• [Exercise directions]:
Search the data for the word "label" and copy every line where it occurs.

• [Record extracts]:
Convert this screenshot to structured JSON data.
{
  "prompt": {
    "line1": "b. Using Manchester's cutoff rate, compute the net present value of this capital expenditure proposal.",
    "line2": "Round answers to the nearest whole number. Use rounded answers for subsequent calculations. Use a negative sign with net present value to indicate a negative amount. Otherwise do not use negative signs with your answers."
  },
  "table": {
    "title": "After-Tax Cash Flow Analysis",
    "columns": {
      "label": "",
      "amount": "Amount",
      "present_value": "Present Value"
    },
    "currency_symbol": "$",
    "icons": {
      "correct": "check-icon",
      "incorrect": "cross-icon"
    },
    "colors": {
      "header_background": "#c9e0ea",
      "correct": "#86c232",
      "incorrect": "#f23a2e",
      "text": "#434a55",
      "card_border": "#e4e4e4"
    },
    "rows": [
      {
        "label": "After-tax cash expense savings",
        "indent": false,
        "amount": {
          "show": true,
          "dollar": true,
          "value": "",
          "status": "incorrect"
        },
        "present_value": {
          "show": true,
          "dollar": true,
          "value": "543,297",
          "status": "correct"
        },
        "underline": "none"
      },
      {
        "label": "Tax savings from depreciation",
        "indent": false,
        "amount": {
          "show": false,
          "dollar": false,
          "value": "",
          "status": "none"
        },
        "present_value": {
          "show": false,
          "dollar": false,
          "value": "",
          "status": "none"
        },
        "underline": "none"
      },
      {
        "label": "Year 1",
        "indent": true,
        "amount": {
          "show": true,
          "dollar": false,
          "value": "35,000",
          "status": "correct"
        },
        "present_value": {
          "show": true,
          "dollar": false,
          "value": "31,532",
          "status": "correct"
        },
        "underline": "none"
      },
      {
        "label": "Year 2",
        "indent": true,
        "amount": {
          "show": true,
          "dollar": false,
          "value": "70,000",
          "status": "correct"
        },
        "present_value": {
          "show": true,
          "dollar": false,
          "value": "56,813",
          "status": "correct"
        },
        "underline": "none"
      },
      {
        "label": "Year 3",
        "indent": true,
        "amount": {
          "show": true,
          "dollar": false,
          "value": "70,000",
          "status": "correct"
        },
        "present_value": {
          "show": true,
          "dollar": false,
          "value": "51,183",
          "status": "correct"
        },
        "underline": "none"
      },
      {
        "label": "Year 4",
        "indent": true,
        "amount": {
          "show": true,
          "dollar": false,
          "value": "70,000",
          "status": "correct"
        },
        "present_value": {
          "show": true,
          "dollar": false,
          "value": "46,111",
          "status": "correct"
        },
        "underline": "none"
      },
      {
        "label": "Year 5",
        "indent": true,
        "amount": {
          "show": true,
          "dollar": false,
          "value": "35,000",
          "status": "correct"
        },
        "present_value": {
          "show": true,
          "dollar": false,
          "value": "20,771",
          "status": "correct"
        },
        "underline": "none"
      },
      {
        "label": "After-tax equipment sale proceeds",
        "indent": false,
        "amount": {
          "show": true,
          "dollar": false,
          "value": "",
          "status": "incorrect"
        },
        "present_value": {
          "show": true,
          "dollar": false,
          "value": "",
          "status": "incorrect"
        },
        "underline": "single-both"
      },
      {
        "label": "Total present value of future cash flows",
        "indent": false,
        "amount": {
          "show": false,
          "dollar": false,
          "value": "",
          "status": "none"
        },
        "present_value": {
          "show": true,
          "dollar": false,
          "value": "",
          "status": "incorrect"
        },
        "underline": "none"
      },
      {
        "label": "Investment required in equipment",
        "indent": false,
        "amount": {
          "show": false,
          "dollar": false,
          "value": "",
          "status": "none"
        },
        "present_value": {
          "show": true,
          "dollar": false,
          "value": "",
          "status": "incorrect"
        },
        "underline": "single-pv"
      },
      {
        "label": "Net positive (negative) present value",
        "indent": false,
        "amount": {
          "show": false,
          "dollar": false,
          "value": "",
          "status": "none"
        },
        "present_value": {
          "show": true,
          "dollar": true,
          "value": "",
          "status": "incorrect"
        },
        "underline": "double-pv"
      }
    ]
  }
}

• [Output for this exercise]:
      "label": "",
        "label": "After-tax cash expense savings",
        "label": "Tax savings from depreciation",
        "label": "Year 1",
        "label": "Year 2",
        "label": "Year 3",
        "label": "Year 4",
        "label": "Year 5",
        "label": "After-tax equipment sale proceeds",
        "label": "Total present value of future cash flows",
        "label": "Investment required in equipment",
        "label": "Net positive (negative) present value",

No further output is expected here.